■ EXERCISE
Repeat the entries below exactly, pictures excluded.

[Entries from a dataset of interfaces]

-- Opening Marker --

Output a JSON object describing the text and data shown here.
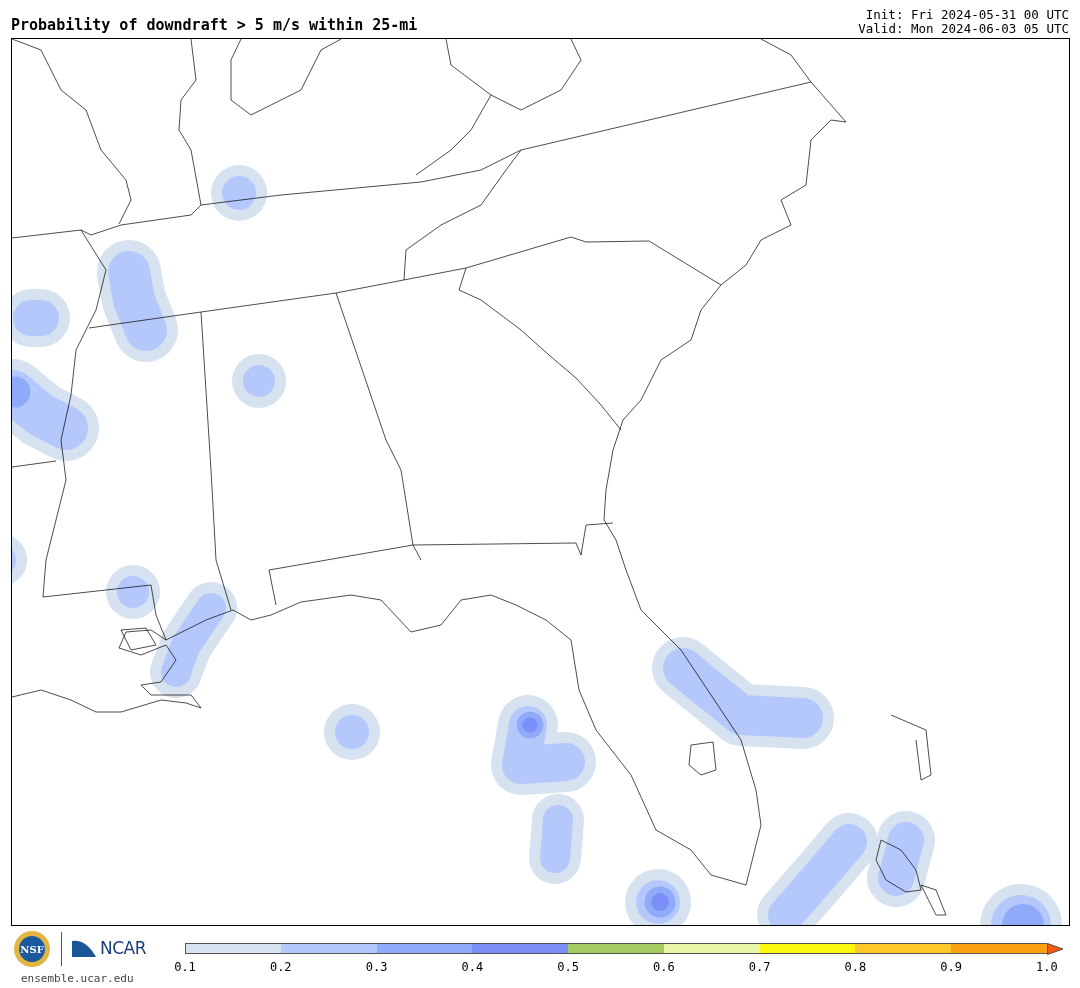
{
  "title": "Probability of downdraft > 5 m/s within 25-mi",
  "init": "Init: Fri 2024-05-31 00 UTC",
  "valid": "Valid: Mon 2024-06-03 05 UTC",
  "logos": {
    "nsf": "NSF",
    "ncar": "NCAR",
    "url": "ensemble.ucar.edu"
  },
  "colorbar": {
    "segments": [
      {
        "color": "#d6e2f0"
      },
      {
        "color": "#b4c8fc"
      },
      {
        "color": "#8eaaf8"
      },
      {
        "color": "#7c8ef7"
      },
      {
        "color": "#a5ca62"
      },
      {
        "color": "#e6f5a6"
      },
      {
        "color": "#fcf70e"
      },
      {
        "color": "#fcc928"
      },
      {
        "color": "#fba00f"
      }
    ],
    "extend_arrow": {
      "color": "#f25810"
    },
    "ticks": [
      "0.1",
      "0.2",
      "0.3",
      "0.4",
      "0.5",
      "0.6",
      "0.7",
      "0.8",
      "0.9",
      "1.0"
    ]
  }
}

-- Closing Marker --

■ ANSWER SECTION
Output a JSON object describing the text and data shown here.
{
  "title": "Probability of downdraft > 5 m/s within 25-mi",
  "init": "Init: Fri 2024-05-31 00 UTC",
  "valid": "Valid: Mon 2024-06-03 05 UTC",
  "logos": {
    "nsf": "NSF",
    "ncar": "NCAR",
    "url": "ensemble.ucar.edu"
  },
  "colorbar": {
    "segments": [
      {
        "color": "#d6e2f0"
      },
      {
        "color": "#b4c8fc"
      },
      {
        "color": "#8eaaf8"
      },
      {
        "color": "#7c8ef7"
      },
      {
        "color": "#a5ca62"
      },
      {
        "color": "#e6f5a6"
      },
      {
        "color": "#fcf70e"
      },
      {
        "color": "#fcc928"
      },
      {
        "color": "#fba00f"
      }
    ],
    "extend_arrow": {
      "color": "#f25810"
    },
    "ticks": [
      "0.1",
      "0.2",
      "0.3",
      "0.4",
      "0.5",
      "0.6",
      "0.7",
      "0.8",
      "0.9",
      "1.0"
    ]
  }
}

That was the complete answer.